Look through the records, and whenever a line includes the word "heart", copy it.

INPUT Block Start

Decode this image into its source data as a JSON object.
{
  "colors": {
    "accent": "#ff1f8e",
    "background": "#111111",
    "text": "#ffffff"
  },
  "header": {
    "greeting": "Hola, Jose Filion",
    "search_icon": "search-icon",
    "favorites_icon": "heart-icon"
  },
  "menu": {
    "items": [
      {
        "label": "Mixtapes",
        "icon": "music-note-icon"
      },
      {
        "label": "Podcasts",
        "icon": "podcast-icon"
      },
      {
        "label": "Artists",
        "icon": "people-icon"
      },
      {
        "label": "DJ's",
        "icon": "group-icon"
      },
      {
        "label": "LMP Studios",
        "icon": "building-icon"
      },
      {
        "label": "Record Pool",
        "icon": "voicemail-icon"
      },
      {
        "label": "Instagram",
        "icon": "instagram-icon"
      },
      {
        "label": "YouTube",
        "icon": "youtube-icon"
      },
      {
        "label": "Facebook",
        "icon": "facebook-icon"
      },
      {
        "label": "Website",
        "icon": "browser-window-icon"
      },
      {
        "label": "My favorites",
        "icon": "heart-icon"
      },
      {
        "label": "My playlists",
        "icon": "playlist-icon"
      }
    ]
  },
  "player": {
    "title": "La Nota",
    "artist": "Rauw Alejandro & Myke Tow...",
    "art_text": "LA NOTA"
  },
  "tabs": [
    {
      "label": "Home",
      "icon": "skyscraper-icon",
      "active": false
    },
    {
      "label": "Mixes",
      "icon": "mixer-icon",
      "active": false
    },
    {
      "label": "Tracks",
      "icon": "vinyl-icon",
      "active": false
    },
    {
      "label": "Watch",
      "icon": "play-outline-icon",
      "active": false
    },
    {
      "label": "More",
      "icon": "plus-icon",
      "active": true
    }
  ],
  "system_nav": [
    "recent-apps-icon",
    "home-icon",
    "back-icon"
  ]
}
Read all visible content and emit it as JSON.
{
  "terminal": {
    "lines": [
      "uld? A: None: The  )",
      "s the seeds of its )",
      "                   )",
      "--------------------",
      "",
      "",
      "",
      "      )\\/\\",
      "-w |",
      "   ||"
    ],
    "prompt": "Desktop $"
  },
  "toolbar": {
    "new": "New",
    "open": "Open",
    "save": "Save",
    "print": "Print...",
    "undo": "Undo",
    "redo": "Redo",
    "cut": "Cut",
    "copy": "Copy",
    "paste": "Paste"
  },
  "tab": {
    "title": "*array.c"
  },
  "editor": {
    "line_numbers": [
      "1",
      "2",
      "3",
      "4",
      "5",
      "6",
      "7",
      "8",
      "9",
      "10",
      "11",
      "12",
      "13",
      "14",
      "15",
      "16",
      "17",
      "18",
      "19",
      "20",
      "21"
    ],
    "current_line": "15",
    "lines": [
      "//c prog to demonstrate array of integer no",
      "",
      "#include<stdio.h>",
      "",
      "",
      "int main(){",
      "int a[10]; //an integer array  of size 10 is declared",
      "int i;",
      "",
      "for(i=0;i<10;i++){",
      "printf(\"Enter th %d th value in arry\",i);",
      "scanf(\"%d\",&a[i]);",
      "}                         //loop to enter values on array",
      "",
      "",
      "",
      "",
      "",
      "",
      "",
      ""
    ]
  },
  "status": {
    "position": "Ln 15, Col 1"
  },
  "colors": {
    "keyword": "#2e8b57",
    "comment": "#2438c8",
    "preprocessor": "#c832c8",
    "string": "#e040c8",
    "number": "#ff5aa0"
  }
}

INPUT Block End

### RESULT
    "favorites_icon": "heart-icon"
        "icon": "heart-icon"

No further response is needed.